Matt Spease, who has been making horror films since the early 2000s at least, has returned with a sequel to Indestructible: Afterlife. Directed by Matt Spease with a screenplay by John Vasiliou, the character of James Kirby, out for vengeance, comes back with an even more shocking presence.
The movie opens with a cornered cop, Robert Kersey (played by Dark Night Films veteran Jade Michael LaFont) who is up against James Kirby on the second floor of a small house. He keeps pumping bullet after bullet into Kirby, who won’t die. “Just…stay…down!” the cop says, before finally knocking him backwards with another shot.
Indestructible indeed, the cop crawls over to check the body. Kirby whispers something about Kersey’s daughter before dying. Kersey rushes downstairs, checking on his daughter Stephanie, but suddenly Kirby is back. The daughter, played by Lauren Lasseigne, unloads on Kirby and finally putting his lights out.
He keeps coming back, a common thread throughout the film. Escaping the cops and the city mayor, who won’t believe he’s still alive, Kirby escapes through the back door and finds refuge with an old man who helps him recover his health.
A year later, Kersey is at a mental hospital because of his insistence that Kirby is still alive, and his daughter has been taken from him, living with a foster family, the daughter of whom is played by Emmi Mullen.
While in a coma, Kirby sees a detective he killed long ago. The detective tries to reason with him and tell him to not revenge himself against the girl who shot him. Kirby, who controls his dream realm, sends a message through the dead detective to the living world, then wakes from his coma. He instantly resumes his killing spree, slaughtering hunters in the woods, slaughtering a trio of impertinent teens cruising in a Mustang, while ultimately climaxing in a brutal showdown at a house party, a scene reminiscent of several other Dark Night Films releases over the past few years.
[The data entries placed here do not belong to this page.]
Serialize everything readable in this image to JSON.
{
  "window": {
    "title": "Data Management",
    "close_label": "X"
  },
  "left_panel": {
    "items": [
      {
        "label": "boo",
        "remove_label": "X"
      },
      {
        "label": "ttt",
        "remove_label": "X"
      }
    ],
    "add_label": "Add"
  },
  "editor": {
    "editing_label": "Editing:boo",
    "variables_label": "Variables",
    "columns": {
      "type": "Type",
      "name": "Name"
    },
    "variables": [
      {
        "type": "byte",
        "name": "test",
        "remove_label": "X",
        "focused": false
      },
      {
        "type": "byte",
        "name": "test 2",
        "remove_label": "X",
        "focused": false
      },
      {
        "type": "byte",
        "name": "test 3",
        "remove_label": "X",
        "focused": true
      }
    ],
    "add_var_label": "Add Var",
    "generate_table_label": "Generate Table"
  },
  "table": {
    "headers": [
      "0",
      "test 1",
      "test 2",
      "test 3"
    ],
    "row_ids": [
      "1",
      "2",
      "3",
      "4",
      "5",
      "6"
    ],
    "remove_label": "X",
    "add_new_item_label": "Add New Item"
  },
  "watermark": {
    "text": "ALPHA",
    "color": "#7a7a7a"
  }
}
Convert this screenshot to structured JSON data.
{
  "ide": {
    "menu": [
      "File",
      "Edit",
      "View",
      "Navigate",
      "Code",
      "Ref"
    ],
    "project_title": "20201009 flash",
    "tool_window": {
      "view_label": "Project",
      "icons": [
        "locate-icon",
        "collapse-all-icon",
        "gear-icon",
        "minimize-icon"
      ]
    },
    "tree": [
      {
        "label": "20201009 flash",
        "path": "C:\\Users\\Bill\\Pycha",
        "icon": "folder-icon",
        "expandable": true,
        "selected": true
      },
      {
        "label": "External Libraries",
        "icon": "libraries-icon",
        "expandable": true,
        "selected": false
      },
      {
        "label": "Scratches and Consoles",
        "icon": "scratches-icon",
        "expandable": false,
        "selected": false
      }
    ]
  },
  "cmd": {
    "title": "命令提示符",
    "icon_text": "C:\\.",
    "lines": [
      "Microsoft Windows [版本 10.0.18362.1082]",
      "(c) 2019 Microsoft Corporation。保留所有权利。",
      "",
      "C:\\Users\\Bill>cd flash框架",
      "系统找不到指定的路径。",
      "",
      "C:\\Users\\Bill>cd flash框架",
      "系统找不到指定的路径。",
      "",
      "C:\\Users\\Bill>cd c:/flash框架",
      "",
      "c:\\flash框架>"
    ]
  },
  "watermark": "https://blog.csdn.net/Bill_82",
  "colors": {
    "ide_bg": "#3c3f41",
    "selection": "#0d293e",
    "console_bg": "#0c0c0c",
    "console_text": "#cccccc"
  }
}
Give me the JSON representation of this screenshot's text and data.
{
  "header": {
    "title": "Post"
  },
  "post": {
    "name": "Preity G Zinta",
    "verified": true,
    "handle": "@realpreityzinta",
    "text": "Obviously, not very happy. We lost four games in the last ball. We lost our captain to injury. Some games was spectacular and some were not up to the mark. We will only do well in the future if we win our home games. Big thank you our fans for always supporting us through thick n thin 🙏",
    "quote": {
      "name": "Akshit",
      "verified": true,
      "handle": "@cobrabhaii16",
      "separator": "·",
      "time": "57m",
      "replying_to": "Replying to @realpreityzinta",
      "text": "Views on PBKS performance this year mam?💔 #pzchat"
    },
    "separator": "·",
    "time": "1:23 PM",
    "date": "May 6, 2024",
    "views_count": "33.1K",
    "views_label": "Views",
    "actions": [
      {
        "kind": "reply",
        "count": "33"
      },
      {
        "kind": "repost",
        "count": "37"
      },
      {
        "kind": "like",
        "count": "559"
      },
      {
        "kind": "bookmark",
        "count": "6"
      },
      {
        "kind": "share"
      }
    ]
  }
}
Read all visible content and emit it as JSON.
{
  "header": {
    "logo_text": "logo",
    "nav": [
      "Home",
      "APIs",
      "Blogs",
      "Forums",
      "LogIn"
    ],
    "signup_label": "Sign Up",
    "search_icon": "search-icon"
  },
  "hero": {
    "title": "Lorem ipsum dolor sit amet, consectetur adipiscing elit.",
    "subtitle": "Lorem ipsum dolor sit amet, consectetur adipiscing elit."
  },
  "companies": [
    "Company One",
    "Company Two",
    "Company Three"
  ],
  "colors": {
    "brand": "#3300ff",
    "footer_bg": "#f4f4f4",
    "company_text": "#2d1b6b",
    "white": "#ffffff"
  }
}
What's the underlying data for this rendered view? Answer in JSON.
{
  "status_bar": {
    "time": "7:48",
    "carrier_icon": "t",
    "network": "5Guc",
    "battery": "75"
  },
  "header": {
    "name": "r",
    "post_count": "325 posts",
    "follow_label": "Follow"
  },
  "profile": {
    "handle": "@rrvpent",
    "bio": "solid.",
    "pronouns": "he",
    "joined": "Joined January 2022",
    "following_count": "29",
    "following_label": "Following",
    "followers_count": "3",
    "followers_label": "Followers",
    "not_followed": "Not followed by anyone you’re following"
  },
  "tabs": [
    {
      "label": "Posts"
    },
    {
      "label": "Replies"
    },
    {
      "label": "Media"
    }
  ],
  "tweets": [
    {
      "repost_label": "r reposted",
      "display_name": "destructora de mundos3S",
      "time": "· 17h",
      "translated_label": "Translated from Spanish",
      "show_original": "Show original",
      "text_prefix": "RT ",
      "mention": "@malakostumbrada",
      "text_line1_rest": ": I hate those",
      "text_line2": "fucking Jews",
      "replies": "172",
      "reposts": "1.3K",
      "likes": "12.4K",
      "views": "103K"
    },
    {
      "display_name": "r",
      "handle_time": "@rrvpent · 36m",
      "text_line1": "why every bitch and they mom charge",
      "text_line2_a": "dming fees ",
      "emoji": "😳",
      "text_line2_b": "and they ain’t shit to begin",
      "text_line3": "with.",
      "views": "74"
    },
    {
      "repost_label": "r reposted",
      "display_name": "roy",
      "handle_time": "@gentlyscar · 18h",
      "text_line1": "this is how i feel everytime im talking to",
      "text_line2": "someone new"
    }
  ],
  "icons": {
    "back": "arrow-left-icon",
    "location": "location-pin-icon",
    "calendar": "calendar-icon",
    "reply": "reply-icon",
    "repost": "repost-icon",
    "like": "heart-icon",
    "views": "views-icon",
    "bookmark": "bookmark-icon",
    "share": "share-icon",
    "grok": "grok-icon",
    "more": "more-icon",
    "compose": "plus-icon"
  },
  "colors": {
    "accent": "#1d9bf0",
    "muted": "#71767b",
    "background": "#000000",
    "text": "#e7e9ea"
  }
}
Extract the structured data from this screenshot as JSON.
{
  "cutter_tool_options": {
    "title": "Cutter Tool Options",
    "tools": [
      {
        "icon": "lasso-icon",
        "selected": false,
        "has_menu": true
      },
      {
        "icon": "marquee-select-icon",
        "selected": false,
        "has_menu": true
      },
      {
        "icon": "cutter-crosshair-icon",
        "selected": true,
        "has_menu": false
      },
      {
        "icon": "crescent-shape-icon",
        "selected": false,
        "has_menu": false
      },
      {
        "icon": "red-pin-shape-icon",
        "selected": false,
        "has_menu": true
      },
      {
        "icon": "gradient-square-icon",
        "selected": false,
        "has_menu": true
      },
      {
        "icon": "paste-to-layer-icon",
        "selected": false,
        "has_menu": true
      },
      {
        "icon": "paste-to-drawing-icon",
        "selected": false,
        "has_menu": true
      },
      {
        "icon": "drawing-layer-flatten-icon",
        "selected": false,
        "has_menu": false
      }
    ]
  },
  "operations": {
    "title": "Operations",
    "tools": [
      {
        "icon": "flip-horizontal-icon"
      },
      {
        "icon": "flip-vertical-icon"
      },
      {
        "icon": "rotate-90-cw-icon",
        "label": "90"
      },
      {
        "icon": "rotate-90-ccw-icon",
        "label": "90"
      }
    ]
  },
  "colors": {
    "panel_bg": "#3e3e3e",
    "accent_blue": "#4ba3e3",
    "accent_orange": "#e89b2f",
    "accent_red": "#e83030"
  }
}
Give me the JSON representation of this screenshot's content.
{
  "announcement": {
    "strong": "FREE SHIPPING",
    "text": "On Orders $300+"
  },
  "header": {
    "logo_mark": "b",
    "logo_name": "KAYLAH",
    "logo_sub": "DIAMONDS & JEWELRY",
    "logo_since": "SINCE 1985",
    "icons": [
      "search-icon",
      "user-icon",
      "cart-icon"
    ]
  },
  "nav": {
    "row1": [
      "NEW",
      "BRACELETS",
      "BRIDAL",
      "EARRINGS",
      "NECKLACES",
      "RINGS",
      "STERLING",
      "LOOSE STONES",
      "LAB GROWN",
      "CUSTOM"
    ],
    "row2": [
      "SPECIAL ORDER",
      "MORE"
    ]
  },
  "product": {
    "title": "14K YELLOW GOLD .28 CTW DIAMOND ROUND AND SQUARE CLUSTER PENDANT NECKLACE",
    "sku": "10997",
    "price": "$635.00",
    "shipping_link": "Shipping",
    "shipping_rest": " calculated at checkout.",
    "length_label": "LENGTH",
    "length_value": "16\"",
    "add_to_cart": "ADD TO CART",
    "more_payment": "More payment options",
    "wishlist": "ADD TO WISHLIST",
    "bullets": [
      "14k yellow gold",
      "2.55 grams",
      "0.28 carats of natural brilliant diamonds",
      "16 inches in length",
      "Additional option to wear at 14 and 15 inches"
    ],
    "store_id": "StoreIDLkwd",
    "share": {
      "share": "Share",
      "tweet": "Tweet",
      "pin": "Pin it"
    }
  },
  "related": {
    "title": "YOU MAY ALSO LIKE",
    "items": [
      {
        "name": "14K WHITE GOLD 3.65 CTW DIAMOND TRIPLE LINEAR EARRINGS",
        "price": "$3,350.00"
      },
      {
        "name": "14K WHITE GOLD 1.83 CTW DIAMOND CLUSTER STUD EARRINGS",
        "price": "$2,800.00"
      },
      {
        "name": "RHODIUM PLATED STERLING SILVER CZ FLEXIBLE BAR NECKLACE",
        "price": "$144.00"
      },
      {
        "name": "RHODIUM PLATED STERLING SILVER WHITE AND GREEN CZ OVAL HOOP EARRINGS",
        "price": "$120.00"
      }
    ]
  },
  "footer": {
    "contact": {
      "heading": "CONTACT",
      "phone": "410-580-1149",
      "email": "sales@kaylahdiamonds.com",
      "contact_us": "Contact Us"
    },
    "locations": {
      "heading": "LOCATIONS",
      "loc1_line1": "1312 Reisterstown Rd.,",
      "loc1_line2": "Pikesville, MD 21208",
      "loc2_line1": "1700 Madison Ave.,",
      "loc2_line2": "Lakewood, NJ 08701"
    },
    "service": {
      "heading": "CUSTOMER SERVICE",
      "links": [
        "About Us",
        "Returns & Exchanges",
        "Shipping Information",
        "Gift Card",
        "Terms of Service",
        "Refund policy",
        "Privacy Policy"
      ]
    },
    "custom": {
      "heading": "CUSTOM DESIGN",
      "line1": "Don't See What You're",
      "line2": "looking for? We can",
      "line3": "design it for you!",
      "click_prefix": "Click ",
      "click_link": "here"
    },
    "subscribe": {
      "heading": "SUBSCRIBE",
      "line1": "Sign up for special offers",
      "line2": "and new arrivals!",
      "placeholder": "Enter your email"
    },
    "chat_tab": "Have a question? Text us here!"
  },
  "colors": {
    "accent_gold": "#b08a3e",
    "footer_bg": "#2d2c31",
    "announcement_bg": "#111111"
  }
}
The movie sees the return of several actors who’ve starred in previous Matt Spease films, including Rick Vyper as a crazy old man, Miracle Davis as Tina Anderson, V. Duwane Ledbetter as the mayor, and of course Matt Spease himself as the main character, James Kirby. The movie also brings in some newer faces of local actors, like Jordan Phipps as Phoebe, one of the unfortunate teen trio.
It’s clear that Indestructible: Reckoning has taken a step up in quality. While some of the previous Dark Night Films were clearly shot on videotape, Spease has transitioned to HD with the use of smartphones, and the results make much more watchable cinematography. The lighting, stability, and cinematography is solid, and a higher resolution makes it that much clearer.
After watching the movie, it’s one of Dark Night Film’s most solid releases yet. It’s not a perfect movie, but most of the imperfections arise from budgetary reasons rather than the filmmaking itself. The negatives that stand out are understandable – like the cops driving Toyotas rather than police cruisers. But that’s a small issue. Indestructible: Reckoning is sure to be another dependable hit for Dark Night fans and anyone who likes gritty, southern, low-budget slashers.
You can visit the Dark Night Films website and grab a copy for yourself. The movie releases officially on July 23rd, 2019.
Gil has a bachelor’s in communication, and attended film school in Los Angeles. He worked in film & media production for several years, traveling to over 45 countries, before cofounding a marketing company. Obsessed with feel-good 80s teen comedies, sword-and-sorcery films, and gritty sci fi noir, Gildner is a fan of the weird and campy. His favorite films include Blade Runner, Alien, Mad Max, and Drive.